Dog popliteal sesamoid
The third sesamoid of the stifle joint is located in the tendon of origin of the popliteus muscle. This is the smallest sesamoid in this region and is also referred to as popliteal sesamoid in dogs.
Thus, you will find only one popliteal sesamoid bone in the hindlimb of a dog. This popliteal sesamoid bone articulates with the lateral condyle of the tibia bone.
How many sesamoid bones in a cow and a horse?
The cow has 26 sesamoid bones in the moving joints of the limbs. In contrast, the horse has 14 sesamoid bones attached to their extremities.
Let’s see how the cow has 26 actual sesamoid bones in their fore and hindlimb –
The cow has two developed digits, each containing 2 proximal sesamoid bones. These 2 proximal sesamoid bones are located between the distal part of the metacarpal and the proximal part of the first phalanx.
Again, each digit of the cow has only one distal sesamoid bone on its palmar or planter aspects. Thus, you will find a total 3 sesamoid bones for each digit.
Now, let’s calculate the total number of sesamoids from the cow skeleton –
- Sesamoid bones in the right and left forelimbs of the cow = 12,
- Sesamoid bones in the right and left hindlimbs of the cow = 14 (including the patella),
Total sesamoid bones in the cow = 26 (twenty six),
Here, Table 2 shows the number and location of the sesamoid bones from the cow skeleton –
|Cow sesamoid bones||Location||Number|
|Sesamoid in each forelimb||6|
|Proximal sesamoid||Metacarpophalangeal joint (palmar aspect)||4|
|Distal sesamoid||Distal interphalangeal joint (palmar aspect)||2|
|Sesamoid in each hindlimb||7|
|Largest sesamoid||In stifle joint (cranially on trochlear groove)||1|
|Proximal sesamoid||Metacarpophalangeal joint (plantar aspect)||4|
|Distal sesamoid||Distal interphalangeal joint (plantar aspect)||2|
|Sesamoid in 4 limbs||26|
Sesamoids in horses compared to the dogs
The horse has only one developed digit in each limb. Thus, each digit of the horse leg contains two proximal and one distal seamoid bone.
Let’s count the total sesamoid bones from the horse limbs –
- Each forelimb of the horse contain = 3 sesamoid bone,
- Each hindlimb of the horse contain = 4 sesamoid bone (including the patella),
Thus, the total sesamoid in 4 limbs of the horse = 14 (fourteen).
Sometimes, a small piece of bone may be found in the carpal and tarsal joints of the horse. Here, Table 3 shows the counting of total sesamoids from the horse skeleton –
|Total sesamoid||In both limbs||14|
The dog sesamoid bones are located in the free-moving joints of the front and hind legs. Both the fore and hind limbs of the dog possess 98 sesamoids.
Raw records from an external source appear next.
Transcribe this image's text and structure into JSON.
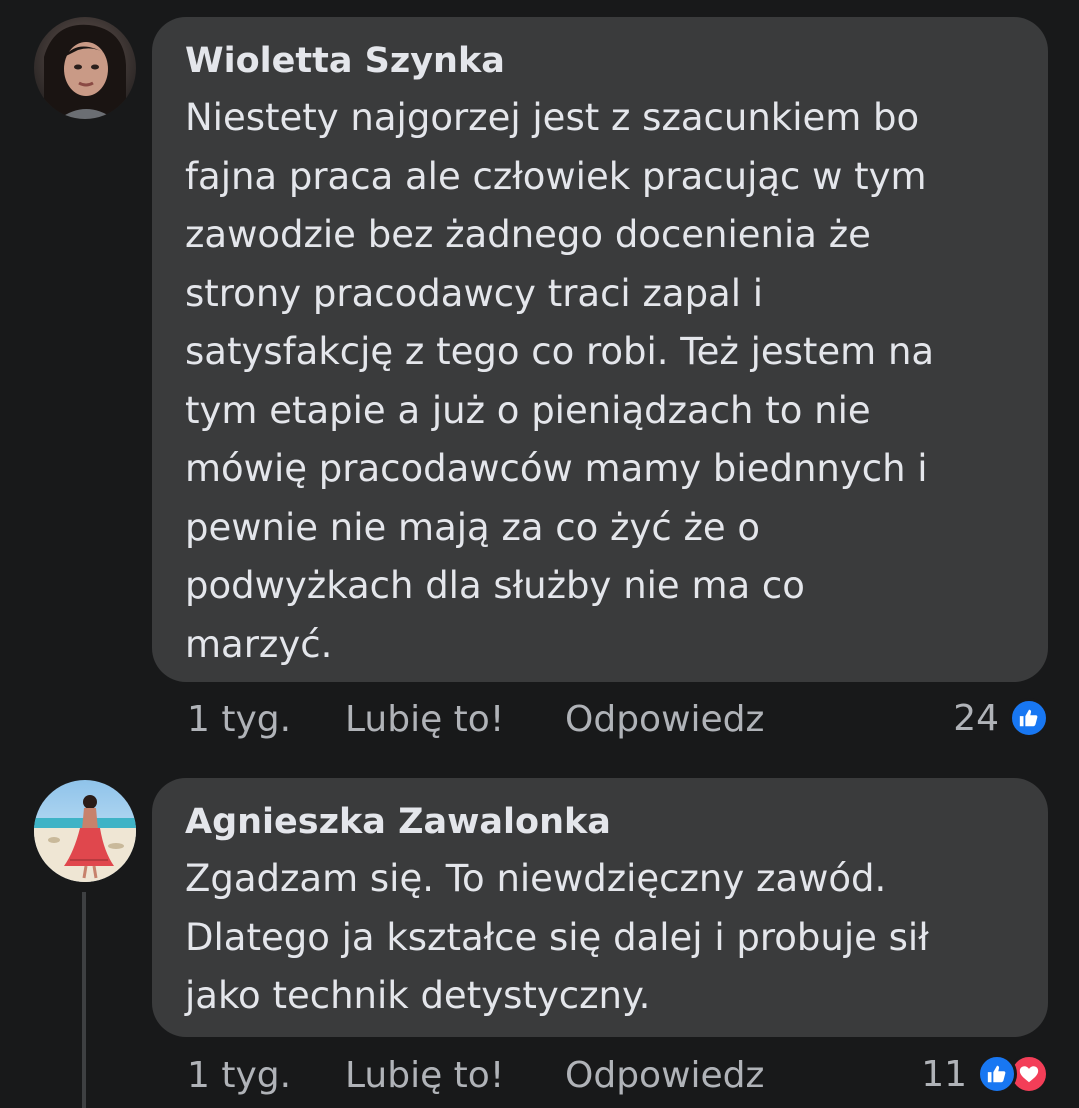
{
  "comments": [
    {
      "author": "Wioletta Szynka",
      "lines": [
        "Niestety  najgorzej jest z szacunkiem bo",
        "fajna praca ale człowiek pracując w tym",
        "zawodzie bez żadnego docenienia że",
        "strony pracodawcy traci zapal i",
        "satysfakcję z tego co robi. Też jestem na",
        "tym etapie a już o pieniądzach to nie",
        "mówię pracodawców mamy biednnych i",
        "pewnie nie mają za co żyć że o",
        "podwyżkach dla służby nie ma co",
        "marzyć."
      ],
      "time": "1 tyg.",
      "like_label": "Lubię to!",
      "reply_label": "Odpowiedz",
      "reaction_count": "24",
      "reactions": [
        "like-icon"
      ]
    },
    {
      "author": "Agnieszka Zawalonka",
      "lines": [
        "Zgadzam się.  To niewdzięczny zawód.",
        "Dlatego ja kształce się dalej i probuje sił",
        "jako technik detystyczny."
      ],
      "time": "1 tyg.",
      "like_label": "Lubię to!",
      "reply_label": "Odpowiedz",
      "reaction_count": "11",
      "reactions": [
        "like-icon",
        "love-icon"
      ]
    }
  ],
  "colors": {
    "background": "#18191a",
    "bubble": "#3a3b3c",
    "primary_text": "#e4e6eb",
    "secondary_text": "#b0b3b8",
    "like_blue": "#1877f2",
    "love_red": "#f33e58"
  }
}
The proximal and distal sesamoids from the dog’s forelimb and hindlimb vary structurally. Here, the dog’s patella, the largest sesamoid, has distinct anatomical features compared to other sesamoids.